"Childhood and adolescence is a time when the brain is undergoing development and may be more vulnerable to head trauma. Therefore it is important that all students with a suspected concussion are immediately removed from the activity they are participating in and are referred to a physician, nurse practitioner or physician assistant for medical assessment," Dr. Ellis said.
The staff/administrative focus should be on communication.
"If I am teaching or coaching a student who is suspected of having a concussion, I want to facilitate communication so parents and other adults are aware of their responsibilities as well," Mr. Bard said. "Communication between all of the stakeholders—the student, the parents, the doctors, the teachers and coaches—is vital to this working."
When it comes to sports, the protocol recommends pre-season/annual concussion education for all stakeholders: students, parents, coaches, officials, teachers, trainers and licensed healthcare professionals. This education should include information on the definition of a concussion, possible mechanisms of injury, common signs and symptoms, steps that can be taken to prevent concussions and other injuries, steps to take when an athlete has suffered a suspected concussion or more serious head injury, return-to-school/sport strategies and return-to-sport medical clearance requirements.
Once a student has been diagnosed with a concussion, the protocol outlines specific return-to-school and return-to-sports strategies to manage post-incident recovery and incorporates the use of standardized medical assessment and clearance letters that help facilitate clear communication between medical, school, and sport stakeholders.
"It is important that all athletes with a suspected or diagnosed concussion undergo proper medical management and receive written medical clearance prior to returning to activities with a risk of head injury," Dr. Ellis said.

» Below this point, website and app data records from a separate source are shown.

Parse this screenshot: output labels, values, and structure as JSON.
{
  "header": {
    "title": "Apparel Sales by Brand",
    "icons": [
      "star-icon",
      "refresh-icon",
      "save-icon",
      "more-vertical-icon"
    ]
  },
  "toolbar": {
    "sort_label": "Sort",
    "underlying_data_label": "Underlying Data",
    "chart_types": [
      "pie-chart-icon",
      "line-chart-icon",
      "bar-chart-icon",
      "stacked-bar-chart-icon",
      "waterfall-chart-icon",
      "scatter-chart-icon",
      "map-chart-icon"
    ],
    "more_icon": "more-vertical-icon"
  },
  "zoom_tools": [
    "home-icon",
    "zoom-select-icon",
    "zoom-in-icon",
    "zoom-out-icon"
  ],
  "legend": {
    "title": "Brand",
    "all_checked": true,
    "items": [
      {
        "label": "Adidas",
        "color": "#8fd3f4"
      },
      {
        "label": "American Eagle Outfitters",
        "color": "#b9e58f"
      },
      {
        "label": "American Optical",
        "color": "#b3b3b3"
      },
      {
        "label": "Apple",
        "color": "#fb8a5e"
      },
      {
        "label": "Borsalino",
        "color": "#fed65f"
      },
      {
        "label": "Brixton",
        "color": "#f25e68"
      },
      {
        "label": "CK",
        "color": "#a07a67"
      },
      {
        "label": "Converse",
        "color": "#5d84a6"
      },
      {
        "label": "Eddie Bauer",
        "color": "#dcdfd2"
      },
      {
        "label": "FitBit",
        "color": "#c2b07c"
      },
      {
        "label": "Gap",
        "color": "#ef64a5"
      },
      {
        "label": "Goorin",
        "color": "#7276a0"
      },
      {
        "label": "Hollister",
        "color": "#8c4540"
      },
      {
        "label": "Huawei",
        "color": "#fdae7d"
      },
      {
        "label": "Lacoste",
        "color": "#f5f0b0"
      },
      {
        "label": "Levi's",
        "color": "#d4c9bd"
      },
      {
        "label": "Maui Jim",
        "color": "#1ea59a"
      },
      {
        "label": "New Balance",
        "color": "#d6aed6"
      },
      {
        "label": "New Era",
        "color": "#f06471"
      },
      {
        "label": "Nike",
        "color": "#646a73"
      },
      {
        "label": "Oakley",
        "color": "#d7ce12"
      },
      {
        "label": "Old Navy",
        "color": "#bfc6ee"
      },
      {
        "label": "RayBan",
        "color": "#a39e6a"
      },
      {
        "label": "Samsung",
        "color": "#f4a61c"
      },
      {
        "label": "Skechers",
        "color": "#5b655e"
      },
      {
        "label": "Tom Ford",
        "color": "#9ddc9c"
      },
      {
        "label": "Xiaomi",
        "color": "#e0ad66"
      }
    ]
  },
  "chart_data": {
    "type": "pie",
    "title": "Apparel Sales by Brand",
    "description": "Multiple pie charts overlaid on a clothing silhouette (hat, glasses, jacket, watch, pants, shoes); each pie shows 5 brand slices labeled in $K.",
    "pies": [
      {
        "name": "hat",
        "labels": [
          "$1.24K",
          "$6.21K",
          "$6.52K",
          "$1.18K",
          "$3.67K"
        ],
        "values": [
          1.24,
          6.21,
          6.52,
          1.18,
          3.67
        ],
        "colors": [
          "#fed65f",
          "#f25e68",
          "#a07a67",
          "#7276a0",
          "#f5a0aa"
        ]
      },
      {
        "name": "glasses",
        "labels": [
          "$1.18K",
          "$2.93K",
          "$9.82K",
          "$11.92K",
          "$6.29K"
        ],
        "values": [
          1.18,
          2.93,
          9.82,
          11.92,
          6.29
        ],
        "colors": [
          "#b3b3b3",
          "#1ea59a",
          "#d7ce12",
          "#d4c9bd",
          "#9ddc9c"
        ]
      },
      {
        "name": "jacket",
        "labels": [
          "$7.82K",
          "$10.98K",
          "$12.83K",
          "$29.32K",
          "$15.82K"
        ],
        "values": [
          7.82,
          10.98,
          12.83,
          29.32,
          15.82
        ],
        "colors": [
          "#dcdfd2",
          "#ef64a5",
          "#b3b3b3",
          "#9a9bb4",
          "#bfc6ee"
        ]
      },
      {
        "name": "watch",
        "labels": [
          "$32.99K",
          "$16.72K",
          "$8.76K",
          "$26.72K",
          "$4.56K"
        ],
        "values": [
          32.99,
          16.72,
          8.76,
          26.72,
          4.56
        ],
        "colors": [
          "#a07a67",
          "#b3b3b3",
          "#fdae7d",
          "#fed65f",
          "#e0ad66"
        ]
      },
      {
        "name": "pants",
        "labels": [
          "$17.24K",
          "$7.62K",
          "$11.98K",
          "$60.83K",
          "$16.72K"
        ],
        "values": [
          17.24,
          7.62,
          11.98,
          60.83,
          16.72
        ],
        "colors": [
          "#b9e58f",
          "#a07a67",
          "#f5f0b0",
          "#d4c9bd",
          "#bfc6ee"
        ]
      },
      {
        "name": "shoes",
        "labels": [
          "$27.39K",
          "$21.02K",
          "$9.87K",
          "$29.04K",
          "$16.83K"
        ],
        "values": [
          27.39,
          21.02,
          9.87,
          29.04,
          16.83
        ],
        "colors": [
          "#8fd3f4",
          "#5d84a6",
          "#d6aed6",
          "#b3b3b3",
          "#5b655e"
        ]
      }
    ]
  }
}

The return-to-school process is a series of gradual steps designed to reintroduce students to typical activities. For example, during stage 1, the student is kept at home and attempts activities that do not cause further concussion symptoms. Students may read, text or have screen time starting at intervals of 5-15 minutes and gradually increasing the duration. In stage 2, students take on homework, reading or other cognitive activities in the home, before returning to school part-time in Stage 3.
"As the student returns to normal activity at school, there will be heightened observation of that student by teachers, coaches and other staff," Mr. Bard said. "The student has to be symptom-free before they can begin the next stage."
The return-to-sport strategy has similar graduated steps, with students taking on symptom limiting activities before working their way up to light aerobic activity, non contact drills, etc. on the way to resuming full participation.
"We are always learning more about how to best manage concussions. The majority of youth who sustain a concussion will make a complete recovery if managed by their primary care provider with a brief period of rest followed by a gradual return to normal school and sport activities," Dr. Ellis said. "However, approximately 30-40% will develop persistent symptoms that are ideally managed by physicians and multi-disciplinary healthcare professionals with clinical training and experience in traumatic brain injuries."
Dr. Ellis said a standardized protocol is important step towards optimizing the recognition and management of concussions that occur during school activities.
"I am very delighted that Pauline Clarke and the Winnipeg School Division have taken such an important leadership role in developing a standardized concussion protocol for their schools. Because the Winnipeg School Division Concussion Protocol is based on Parachute's recently published Canadian Guideline on Concussion in Sport, this will ensure that all students are managed according to national best practice guidelines. It is my sincere hope that all school divisions and schools in Manitoba will develop similar concussion protocols based on this standard."
For more information on the WSD Concussion Protocol, click here.